» **Exercise details**
Find the lines of the listing that contain the string "verified", and return them.

» **Data shown**
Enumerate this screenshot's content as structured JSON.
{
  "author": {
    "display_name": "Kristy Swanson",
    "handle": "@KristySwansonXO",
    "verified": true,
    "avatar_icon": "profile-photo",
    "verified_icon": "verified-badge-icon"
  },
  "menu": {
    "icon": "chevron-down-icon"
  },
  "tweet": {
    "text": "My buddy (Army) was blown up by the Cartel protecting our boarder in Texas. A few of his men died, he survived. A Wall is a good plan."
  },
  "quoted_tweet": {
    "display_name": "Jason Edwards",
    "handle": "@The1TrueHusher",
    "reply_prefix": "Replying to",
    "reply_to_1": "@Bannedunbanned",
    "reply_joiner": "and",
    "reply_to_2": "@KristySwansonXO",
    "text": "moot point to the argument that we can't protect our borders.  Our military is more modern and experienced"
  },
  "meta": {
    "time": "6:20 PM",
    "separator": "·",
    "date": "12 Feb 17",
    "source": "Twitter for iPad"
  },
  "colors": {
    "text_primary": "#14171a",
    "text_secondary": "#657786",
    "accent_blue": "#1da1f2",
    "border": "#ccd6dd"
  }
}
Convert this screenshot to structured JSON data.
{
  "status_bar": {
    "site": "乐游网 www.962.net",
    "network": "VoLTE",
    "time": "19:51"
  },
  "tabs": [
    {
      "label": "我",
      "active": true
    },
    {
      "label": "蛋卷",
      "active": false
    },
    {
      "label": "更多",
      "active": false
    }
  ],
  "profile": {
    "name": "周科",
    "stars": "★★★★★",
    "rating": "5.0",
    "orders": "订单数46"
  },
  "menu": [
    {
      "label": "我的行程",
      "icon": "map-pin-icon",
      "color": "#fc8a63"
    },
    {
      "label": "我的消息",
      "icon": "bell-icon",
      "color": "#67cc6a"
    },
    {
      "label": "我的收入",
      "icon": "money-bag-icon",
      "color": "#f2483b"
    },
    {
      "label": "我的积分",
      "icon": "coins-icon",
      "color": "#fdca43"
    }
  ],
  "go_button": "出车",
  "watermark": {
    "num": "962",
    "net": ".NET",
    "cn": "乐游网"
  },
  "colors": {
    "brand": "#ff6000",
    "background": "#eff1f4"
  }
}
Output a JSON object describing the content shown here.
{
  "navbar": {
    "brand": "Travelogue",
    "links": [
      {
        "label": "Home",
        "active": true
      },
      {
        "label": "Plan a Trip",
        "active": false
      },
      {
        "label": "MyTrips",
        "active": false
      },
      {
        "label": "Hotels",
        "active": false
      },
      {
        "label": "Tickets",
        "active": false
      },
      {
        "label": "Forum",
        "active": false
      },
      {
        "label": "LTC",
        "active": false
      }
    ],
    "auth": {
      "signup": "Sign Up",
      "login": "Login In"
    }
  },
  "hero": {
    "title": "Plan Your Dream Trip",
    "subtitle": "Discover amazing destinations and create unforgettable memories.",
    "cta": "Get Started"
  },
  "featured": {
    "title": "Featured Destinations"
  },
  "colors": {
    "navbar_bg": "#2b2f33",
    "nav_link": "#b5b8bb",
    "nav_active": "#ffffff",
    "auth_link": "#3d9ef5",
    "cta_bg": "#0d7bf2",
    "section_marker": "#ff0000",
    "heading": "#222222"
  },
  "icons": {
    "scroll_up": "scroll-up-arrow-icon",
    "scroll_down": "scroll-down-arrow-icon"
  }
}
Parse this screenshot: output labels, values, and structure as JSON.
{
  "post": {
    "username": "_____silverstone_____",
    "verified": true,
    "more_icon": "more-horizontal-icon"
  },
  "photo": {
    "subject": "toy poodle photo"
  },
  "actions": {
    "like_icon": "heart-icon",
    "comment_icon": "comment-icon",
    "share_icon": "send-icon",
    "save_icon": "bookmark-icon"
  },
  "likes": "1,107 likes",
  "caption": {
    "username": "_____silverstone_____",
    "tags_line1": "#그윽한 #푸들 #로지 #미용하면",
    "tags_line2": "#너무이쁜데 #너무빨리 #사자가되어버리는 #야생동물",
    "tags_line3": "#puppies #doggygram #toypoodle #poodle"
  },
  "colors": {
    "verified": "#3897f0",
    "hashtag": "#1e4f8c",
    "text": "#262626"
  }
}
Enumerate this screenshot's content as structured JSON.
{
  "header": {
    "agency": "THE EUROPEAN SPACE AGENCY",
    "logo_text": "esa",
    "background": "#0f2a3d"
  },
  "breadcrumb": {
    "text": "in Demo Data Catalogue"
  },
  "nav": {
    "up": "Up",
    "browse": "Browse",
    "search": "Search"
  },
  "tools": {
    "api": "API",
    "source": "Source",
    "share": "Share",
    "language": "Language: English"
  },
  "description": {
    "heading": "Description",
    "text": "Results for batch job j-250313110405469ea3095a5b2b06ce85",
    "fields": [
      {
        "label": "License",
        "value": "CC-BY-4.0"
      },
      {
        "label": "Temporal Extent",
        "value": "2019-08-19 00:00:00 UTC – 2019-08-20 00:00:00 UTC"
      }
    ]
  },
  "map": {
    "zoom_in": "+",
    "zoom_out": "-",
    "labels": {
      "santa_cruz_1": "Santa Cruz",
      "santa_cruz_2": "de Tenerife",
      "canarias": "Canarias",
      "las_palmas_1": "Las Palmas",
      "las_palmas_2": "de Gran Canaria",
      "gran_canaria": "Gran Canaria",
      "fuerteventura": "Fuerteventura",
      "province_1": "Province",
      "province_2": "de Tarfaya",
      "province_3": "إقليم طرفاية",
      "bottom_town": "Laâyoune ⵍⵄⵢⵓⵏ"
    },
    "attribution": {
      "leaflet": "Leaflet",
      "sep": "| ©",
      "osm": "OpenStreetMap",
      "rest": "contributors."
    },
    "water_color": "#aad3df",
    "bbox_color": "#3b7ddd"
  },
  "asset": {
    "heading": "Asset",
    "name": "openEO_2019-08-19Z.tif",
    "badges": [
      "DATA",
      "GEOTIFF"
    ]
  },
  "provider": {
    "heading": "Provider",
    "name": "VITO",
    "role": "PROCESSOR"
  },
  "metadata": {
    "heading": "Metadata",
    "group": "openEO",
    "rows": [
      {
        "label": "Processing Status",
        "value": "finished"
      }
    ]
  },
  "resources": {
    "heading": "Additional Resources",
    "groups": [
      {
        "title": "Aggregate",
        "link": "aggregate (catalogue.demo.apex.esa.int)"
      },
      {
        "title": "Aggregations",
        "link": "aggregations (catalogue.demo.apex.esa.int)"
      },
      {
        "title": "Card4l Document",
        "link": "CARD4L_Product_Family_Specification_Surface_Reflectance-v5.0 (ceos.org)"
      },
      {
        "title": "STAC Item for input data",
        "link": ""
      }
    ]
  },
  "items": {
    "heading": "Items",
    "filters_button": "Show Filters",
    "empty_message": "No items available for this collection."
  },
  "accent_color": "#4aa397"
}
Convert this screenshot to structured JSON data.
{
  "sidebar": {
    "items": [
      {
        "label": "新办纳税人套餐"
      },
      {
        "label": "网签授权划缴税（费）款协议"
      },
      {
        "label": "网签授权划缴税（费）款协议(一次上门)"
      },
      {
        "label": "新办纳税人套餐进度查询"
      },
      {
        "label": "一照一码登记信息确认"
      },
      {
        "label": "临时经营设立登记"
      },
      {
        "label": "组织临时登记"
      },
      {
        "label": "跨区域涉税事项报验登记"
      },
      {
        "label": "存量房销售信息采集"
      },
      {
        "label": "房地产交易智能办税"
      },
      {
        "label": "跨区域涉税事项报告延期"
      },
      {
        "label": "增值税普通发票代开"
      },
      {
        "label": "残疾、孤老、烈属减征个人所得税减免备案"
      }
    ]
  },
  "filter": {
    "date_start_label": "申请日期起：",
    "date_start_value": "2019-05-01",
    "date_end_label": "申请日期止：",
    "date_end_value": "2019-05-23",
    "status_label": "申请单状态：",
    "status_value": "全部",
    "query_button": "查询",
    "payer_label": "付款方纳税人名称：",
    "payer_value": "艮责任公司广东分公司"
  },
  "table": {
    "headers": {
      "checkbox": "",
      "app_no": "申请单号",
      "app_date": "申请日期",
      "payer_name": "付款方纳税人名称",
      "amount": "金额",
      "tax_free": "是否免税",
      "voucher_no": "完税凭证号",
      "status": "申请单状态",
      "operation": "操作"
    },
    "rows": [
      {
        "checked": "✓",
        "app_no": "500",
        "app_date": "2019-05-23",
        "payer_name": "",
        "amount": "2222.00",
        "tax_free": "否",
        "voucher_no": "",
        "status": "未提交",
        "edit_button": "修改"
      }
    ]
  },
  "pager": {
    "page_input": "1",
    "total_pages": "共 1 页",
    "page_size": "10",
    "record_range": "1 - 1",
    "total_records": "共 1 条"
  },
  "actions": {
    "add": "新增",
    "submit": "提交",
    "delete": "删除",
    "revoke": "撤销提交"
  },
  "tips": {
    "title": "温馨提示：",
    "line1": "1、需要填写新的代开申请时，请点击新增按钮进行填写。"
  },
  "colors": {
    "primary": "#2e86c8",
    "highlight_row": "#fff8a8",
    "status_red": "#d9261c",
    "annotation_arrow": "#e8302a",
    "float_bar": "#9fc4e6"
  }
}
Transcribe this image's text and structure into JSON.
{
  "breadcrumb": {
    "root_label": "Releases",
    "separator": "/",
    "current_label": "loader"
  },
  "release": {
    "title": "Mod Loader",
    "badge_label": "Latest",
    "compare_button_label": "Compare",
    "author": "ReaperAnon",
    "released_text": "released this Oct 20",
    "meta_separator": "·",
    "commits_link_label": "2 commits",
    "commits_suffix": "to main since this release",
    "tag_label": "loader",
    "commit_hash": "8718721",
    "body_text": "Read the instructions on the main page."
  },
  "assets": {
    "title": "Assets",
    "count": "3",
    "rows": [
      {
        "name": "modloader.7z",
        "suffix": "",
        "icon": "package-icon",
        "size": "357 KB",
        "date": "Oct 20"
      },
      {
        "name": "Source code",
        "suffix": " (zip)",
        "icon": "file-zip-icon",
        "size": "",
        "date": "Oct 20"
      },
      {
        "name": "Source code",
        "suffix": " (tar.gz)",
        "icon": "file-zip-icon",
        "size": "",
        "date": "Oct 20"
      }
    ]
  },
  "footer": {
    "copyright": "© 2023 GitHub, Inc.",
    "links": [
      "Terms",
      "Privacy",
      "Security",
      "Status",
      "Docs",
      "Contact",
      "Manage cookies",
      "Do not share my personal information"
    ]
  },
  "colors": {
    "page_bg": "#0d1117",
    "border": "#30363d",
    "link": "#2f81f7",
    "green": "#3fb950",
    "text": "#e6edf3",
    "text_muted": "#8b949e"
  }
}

» **Written solution**
    "verified": true,
    "verified_icon": "verified-badge-icon"
    "verified": true,
    "verified": "#3897f0",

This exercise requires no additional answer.